Protein + Coomassie Blue G => Red <=> Green <=> Blue-Protein (465 nm) (650 nm) (595 nm)
•Reducing agents used in protein samples do not interfere with this reagent.
•Fast, almost immediate, color development and ready for reading at 595 nm.
•Concentration range for protein assay from 1-1,500µg/ml.
•Microwell plate compatible.
•Easy to use.
•Bradford Assay Reagent: For 500 Standard Assays, 1,000 Micro Assays and up to 5,000 microplate assays.
•Protein Standard Solution: 10 ml
Advantages and disadvantages using Coomassie-based protein assay:
The Bradford assay is a fast and easy method for protein assays. It does not need heating or special equipment. It is also compatible with most salts, solvents, buffers, reducing chemicals and chelating agents that are commonly found in protein samples.
The main disadvantage of Coomassie-based protein assays is their incompatibility with higher concentrations of surfactants, which are often used to solubilize membrane proteins. Generally, surfactant concentrations higher than 0.12% (such as SDS and Triton X-100), or 0.06% (such as Tween 20) in the sample, will cause precipitation of the reagent. If this is the case,the BCA Protein Assay(G1002)or Low Protein BCA Protein Assay(G1003)should be used.
•Bradford, M. 1976, A Rapid and Sensitive Method for the Quantitation of Microgram Quantities of Protein Utilizing the Principle of Protein-Dye Binding. Anal. Biochem. 72:248-254.
•Stoscheck, C. 1990, Quantification of Protein. Methods in Enzymology , 182:50-68.
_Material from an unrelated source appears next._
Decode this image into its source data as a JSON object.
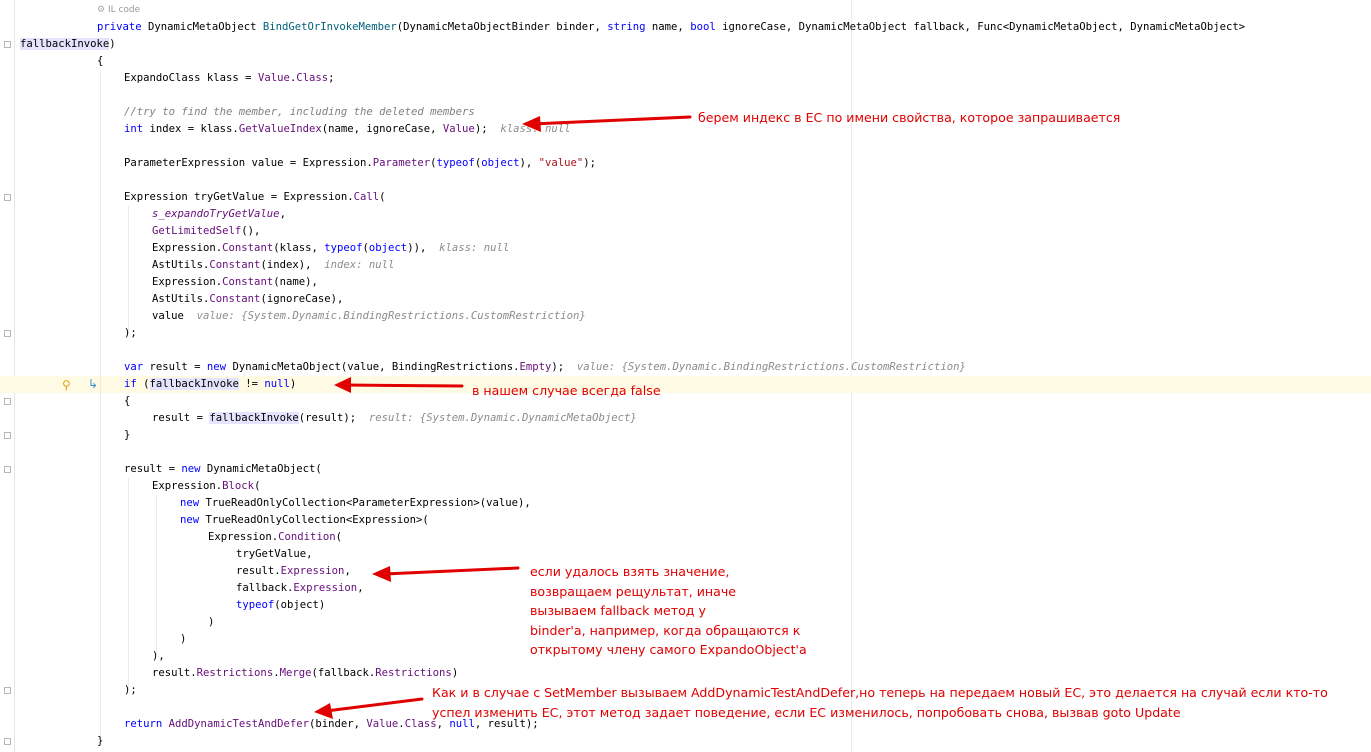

•Lowry, O., et al.,1951, Protein measurement with the Folin phenol reagent. J. Biol.Chem.193:265-275.
Note: All prices in US Dollars